Prompt
All entries below are to be duplicated verbatim.
++++++++
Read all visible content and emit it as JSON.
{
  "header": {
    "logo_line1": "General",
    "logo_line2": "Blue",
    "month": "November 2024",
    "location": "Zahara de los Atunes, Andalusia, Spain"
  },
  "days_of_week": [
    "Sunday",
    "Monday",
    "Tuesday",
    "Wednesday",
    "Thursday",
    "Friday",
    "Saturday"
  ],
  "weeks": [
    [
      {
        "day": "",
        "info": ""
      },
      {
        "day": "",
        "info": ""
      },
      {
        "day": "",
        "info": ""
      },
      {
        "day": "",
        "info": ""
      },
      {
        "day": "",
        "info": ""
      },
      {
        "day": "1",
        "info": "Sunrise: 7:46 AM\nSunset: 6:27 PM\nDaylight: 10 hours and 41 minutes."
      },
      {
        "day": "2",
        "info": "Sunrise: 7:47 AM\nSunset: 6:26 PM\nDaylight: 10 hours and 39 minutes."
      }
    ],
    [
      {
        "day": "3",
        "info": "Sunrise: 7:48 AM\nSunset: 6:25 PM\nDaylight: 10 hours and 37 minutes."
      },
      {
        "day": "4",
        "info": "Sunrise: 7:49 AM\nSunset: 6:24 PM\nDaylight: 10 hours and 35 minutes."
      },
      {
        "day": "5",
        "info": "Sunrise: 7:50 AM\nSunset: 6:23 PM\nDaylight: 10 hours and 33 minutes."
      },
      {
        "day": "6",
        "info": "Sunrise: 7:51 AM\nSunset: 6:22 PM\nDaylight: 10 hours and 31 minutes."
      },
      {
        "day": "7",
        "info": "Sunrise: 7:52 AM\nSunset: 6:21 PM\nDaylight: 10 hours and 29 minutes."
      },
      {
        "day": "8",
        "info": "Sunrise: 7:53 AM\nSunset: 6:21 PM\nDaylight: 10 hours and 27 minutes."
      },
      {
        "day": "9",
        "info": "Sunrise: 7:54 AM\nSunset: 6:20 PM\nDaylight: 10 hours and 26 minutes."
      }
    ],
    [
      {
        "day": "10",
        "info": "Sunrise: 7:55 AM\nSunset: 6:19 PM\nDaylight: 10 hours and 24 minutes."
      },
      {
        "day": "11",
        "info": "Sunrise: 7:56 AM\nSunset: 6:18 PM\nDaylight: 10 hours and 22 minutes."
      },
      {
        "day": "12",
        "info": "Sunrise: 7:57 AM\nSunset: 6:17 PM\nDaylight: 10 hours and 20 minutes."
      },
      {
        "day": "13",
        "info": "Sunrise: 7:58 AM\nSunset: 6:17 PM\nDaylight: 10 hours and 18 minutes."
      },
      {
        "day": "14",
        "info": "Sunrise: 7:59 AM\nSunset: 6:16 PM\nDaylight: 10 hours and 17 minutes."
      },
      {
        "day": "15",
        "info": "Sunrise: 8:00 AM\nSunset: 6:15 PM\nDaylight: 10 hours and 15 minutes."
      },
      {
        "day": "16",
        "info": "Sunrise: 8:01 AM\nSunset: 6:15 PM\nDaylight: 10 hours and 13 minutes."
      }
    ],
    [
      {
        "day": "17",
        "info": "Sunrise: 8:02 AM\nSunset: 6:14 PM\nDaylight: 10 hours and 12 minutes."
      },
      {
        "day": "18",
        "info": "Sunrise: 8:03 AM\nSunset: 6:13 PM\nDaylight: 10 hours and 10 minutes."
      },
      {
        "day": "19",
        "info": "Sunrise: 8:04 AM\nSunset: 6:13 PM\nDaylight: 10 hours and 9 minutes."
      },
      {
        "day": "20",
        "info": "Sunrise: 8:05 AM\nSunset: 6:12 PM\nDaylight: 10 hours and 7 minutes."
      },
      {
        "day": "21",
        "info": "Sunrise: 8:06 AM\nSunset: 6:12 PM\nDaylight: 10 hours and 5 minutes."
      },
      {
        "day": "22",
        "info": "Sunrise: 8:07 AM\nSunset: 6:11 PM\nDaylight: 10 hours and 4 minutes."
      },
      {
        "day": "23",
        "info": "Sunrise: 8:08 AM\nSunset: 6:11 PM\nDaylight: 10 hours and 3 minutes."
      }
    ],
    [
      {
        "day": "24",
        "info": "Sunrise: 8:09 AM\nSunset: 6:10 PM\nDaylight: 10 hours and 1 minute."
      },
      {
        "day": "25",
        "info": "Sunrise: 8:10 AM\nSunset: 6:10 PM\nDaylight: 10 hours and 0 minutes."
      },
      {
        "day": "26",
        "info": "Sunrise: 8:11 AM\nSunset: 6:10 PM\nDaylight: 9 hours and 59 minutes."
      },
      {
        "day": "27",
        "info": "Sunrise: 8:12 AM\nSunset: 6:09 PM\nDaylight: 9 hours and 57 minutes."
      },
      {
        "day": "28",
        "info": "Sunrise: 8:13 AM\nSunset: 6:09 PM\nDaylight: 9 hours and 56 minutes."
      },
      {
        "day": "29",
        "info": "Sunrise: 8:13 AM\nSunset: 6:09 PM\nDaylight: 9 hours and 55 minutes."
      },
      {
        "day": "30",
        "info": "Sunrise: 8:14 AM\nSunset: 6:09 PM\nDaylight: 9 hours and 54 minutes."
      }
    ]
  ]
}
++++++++
Solution to this task
Read all visible content and emit it as JSON.
{
  "header": {
    "logo_line1": "General",
    "logo_line2": "Blue",
    "month": "November 2024",
    "location": "Zahara de los Atunes, Andalusia, Spain"
  },
  "days_of_week": [
    "Sunday",
    "Monday",
    "Tuesday",
    "Wednesday",
    "Thursday",
    "Friday",
    "Saturday"
  ],
  "weeks": [
    [
      {
        "day": "",
        "info": ""
      },
      {
        "day": "",
        "info": ""
      },
      {
        "day": "",
        "info": ""
      },
      {
        "day": "",
        "info": ""
      },
      {
        "day": "",
        "info": ""
      },
      {
        "day": "1",
        "info": "Sunrise: 7:46 AM\nSunset: 6:27 PM\nDaylight: 10 hours and 41 minutes."
      },
      {
        "day": "2",
        "info": "Sunrise: 7:47 AM\nSunset: 6:26 PM\nDaylight: 10 hours and 39 minutes."
      }
    ],
    [
      {
        "day": "3",
        "info": "Sunrise: 7:48 AM\nSunset: 6:25 PM\nDaylight: 10 hours and 37 minutes."
      },
      {
        "day": "4",
        "info": "Sunrise: 7:49 AM\nSunset: 6:24 PM\nDaylight: 10 hours and 35 minutes."
      },
      {
        "day": "5",
        "info": "Sunrise: 7:50 AM\nSunset: 6:23 PM\nDaylight: 10 hours and 33 minutes."
      },
      {
        "day": "6",
        "info": "Sunrise: 7:51 AM\nSunset: 6:22 PM\nDaylight: 10 hours and 31 minutes."
      },
      {
        "day": "7",
        "info": "Sunrise: 7:52 AM\nSunset: 6:21 PM\nDaylight: 10 hours and 29 minutes."
      },
      {
        "day": "8",
        "info": "Sunrise: 7:53 AM\nSunset: 6:21 PM\nDaylight: 10 hours and 27 minutes."
      },
      {
        "day": "9",
        "info": "Sunrise: 7:54 AM\nSunset: 6:20 PM\nDaylight: 10 hours and 26 minutes."
      }
    ],
    [
      {
        "day": "10",
        "info": "Sunrise: 7:55 AM\nSunset: 6:19 PM\nDaylight: 10 hours and 24 minutes."
      },
      {
        "day": "11",
        "info": "Sunrise: 7:56 AM\nSunset: 6:18 PM\nDaylight: 10 hours and 22 minutes."
      },
      {
        "day": "12",
        "info": "Sunrise: 7:57 AM\nSunset: 6:17 PM\nDaylight: 10 hours and 20 minutes."
      },
      {
        "day": "13",
        "info": "Sunrise: 7:58 AM\nSunset: 6:17 PM\nDaylight: 10 hours and 18 minutes."
      },
      {
        "day": "14",
        "info": "Sunrise: 7:59 AM\nSunset: 6:16 PM\nDaylight: 10 hours and 17 minutes."
      },
      {
        "day": "15",
        "info": "Sunrise: 8:00 AM\nSunset: 6:15 PM\nDaylight: 10 hours and 15 minutes."
      },
      {
        "day": "16",
        "info": "Sunrise: 8:01 AM\nSunset: 6:15 PM\nDaylight: 10 hours and 13 minutes."
      }
    ],
    [
      {
        "day": "17",
        "info": "Sunrise: 8:02 AM\nSunset: 6:14 PM\nDaylight: 10 hours and 12 minutes."
      },
      {
        "day": "18",
        "info": "Sunrise: 8:03 AM\nSunset: 6:13 PM\nDaylight: 10 hours and 10 minutes."
      },
      {
        "day": "19",
        "info": "Sunrise: 8:04 AM\nSunset: 6:13 PM\nDaylight: 10 hours and 9 minutes."
      },
      {
        "day": "20",
        "info": "Sunrise: 8:05 AM\nSunset: 6:12 PM\nDaylight: 10 hours and 7 minutes."
      },
      {
        "day": "21",
        "info": "Sunrise: 8:06 AM\nSunset: 6:12 PM\nDaylight: 10 hours and 5 minutes."
      },
      {
        "day": "22",
        "info": "Sunrise: 8:07 AM\nSunset: 6:11 PM\nDaylight: 10 hours and 4 minutes."
      },
      {
        "day": "23",
        "info": "Sunrise: 8:08 AM\nSunset: 6:11 PM\nDaylight: 10 hours and 3 minutes."
      }
    ],
    [
      {
        "day": "24",
        "info": "Sunrise: 8:09 AM\nSunset: 6:10 PM\nDaylight: 10 hours and 1 minute."
      },
      {
        "day": "25",
        "info": "Sunrise: 8:10 AM\nSunset: 6:10 PM\nDaylight: 10 hours and 0 minutes."
      },
      {
        "day": "26",
        "info": "Sunrise: 8:11 AM\nSunset: 6:10 PM\nDaylight: 9 hours and 59 minutes."
      },
      {
        "day": "27",
        "info": "Sunrise: 8:12 AM\nSunset: 6:09 PM\nDaylight: 9 hours and 57 minutes."
      },
      {
        "day": "28",
        "info": "Sunrise: 8:13 AM\nSunset: 6:09 PM\nDaylight: 9 hours and 56 minutes."
      },
      {
        "day": "29",
        "info": "Sunrise: 8:13 AM\nSunset: 6:09 PM\nDaylight: 9 hours and 55 minutes."
      },
      {
        "day": "30",
        "info": "Sunrise: 8:14 AM\nSunset: 6:09 PM\nDaylight: 9 hours and 54 minutes."
      }
    ]
  ]
}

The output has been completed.